Book Review of Legion: 2 Treasure Boxes
Publisher: Audible Frontiers, Listening Length: 2 hours and 8 minutes (88 pages), ASIN: B009KEZ6F6
Brandon Sanderson has written numerous books and series in the fantasy genre including the Mistborn Series, the Alcatraz Series, The Stormlight Archive series, several stand alone novels and he completed the last three books in the Wheel of Time series working with Robert Jordan’s notes. Legion is a novella and it is also in a completely different genre, primarily crime drama but with a twist. The main protagonist, Stephen Leeds, is a genius, but the only way he can access his mental abilities is through hallucinations. He creates numerous aspects of himself that he communicates with to help him solve mysteries. The story is told in a first person narrative strictly from Stephen’s point of view, excluding any of his aspects. Instead the thoughts of these other personae are only shared through their conversation with Stephen.
The cover is awesome and it says it all; it shows a black and white faceless Stephen with silhouettes of his different personae trailing him. The story was intriguing from the first line where Stephen claims he is quite sane, but his hallucinations are all mad. Stephen’s genius is fragmented, and he can only access it through the different personalities that he has created. He treats each aspect of his personality like a real person and each has their own bedroom in his large mansion, (representing his mind) although no one else can see them. This story addresses several themes including mental illness, the fragility of faith, the self-serving needs of terrorist groups and the potential for harm that spring from new technologies.
The story introduces an interesting new concept, and begs the question, what if a picture could be taken of any place or event in the past? What potential damage could this cause? Conversely what potential good could it cause?

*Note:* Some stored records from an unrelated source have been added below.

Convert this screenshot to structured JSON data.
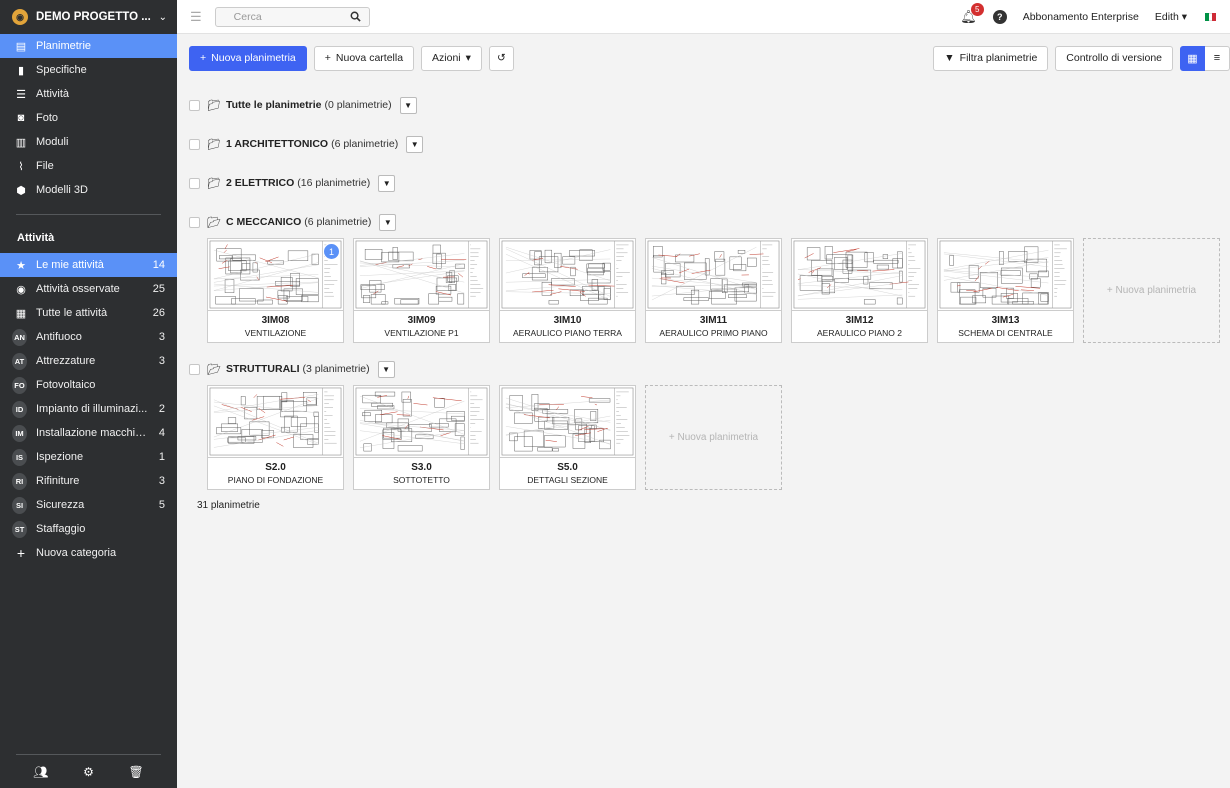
{
  "project": {
    "name": "DEMO PROGETTO ..."
  },
  "nav": [
    {
      "label": "Planimetrie",
      "icon": "map-icon"
    },
    {
      "label": "Specifiche",
      "icon": "book-icon"
    },
    {
      "label": "Attività",
      "icon": "list-icon"
    },
    {
      "label": "Foto",
      "icon": "camera-icon"
    },
    {
      "label": "Moduli",
      "icon": "clipboard-icon"
    },
    {
      "label": "File",
      "icon": "paperclip-icon"
    },
    {
      "label": "Modelli 3D",
      "icon": "cube-icon"
    }
  ],
  "tasks": {
    "title": "Attività",
    "items": [
      {
        "label": "Le mie attività",
        "count": "14",
        "icon": "star-icon"
      },
      {
        "label": "Attività osservate",
        "count": "25",
        "icon": "eye-icon"
      },
      {
        "label": "Tutte le attività",
        "count": "26",
        "icon": "grid-icon"
      }
    ],
    "categories": [
      {
        "abbr": "AN",
        "label": "Antifuoco",
        "count": "3"
      },
      {
        "abbr": "AT",
        "label": "Attrezzature",
        "count": "3"
      },
      {
        "abbr": "FO",
        "label": "Fotovoltaico",
        "count": ""
      },
      {
        "abbr": "ID",
        "label": "Impianto di illuminazi...",
        "count": "2"
      },
      {
        "abbr": "IM",
        "label": "Installazione macchin...",
        "count": "4"
      },
      {
        "abbr": "IS",
        "label": "Ispezione",
        "count": "1"
      },
      {
        "abbr": "RI",
        "label": "Rifiniture",
        "count": "3"
      },
      {
        "abbr": "SI",
        "label": "Sicurezza",
        "count": "5"
      },
      {
        "abbr": "ST",
        "label": "Staffaggio",
        "count": ""
      }
    ],
    "new_category": "Nuova categoria"
  },
  "topbar": {
    "search_placeholder": "Cerca",
    "notifications": "5",
    "subscription": "Abbonamento Enterprise",
    "user": "Edith"
  },
  "toolbar": {
    "new_plan": "Nuova planimetria",
    "new_folder": "Nuova cartella",
    "actions": "Azioni",
    "filter": "Filtra planimetrie",
    "version": "Controllo di versione"
  },
  "folders": [
    {
      "name": "Tutte le planimetrie",
      "count": "(0 planimetrie)",
      "open": false,
      "cards": []
    },
    {
      "name": "1 ARCHITETTONICO",
      "count": "(6 planimetrie)",
      "open": false,
      "cards": []
    },
    {
      "name": "2 ELETTRICO",
      "count": "(16 planimetrie)",
      "open": false,
      "cards": []
    },
    {
      "name": "C MECCANICO",
      "count": "(6 planimetrie)",
      "open": true,
      "cards": [
        {
          "code": "3IM08",
          "name": "VENTILAZIONE",
          "badge": "1"
        },
        {
          "code": "3IM09",
          "name": "VENTILAZIONE P1",
          "badge": ""
        },
        {
          "code": "3IM10",
          "name": "AERAULICO PIANO TERRA",
          "badge": ""
        },
        {
          "code": "3IM11",
          "name": "AERAULICO PRIMO PIANO",
          "badge": ""
        },
        {
          "code": "3IM12",
          "name": "AERAULICO PIANO 2",
          "badge": ""
        },
        {
          "code": "3IM13",
          "name": "SCHEMA DI CENTRALE",
          "badge": ""
        }
      ]
    },
    {
      "name": "STRUTTURALI",
      "count": "(3 planimetrie)",
      "open": true,
      "cards": [
        {
          "code": "S2.0",
          "name": "PIANO DI FONDAZIONE",
          "badge": ""
        },
        {
          "code": "S3.0",
          "name": "SOTTOTETTO",
          "badge": ""
        },
        {
          "code": "S5.0",
          "name": "DETTAGLI SEZIONE",
          "badge": ""
        }
      ]
    }
  ],
  "new_plan_card": "+ Nuova planimetria",
  "total": "31 planimetrie"
}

Legion is a standalone novella that immediately grabs the reader’s interest and then quickly builds up steam with plenty of action. The ending is satisfying and plausible. I recommend this novella as a good quick read, and it is only 88 pages. I am hoping Mr. Sanderson will create some new cases for Stephen and crew in the future.
Question to Ponder:
If you could take a picture of a any past event, what would you like to take a picture of?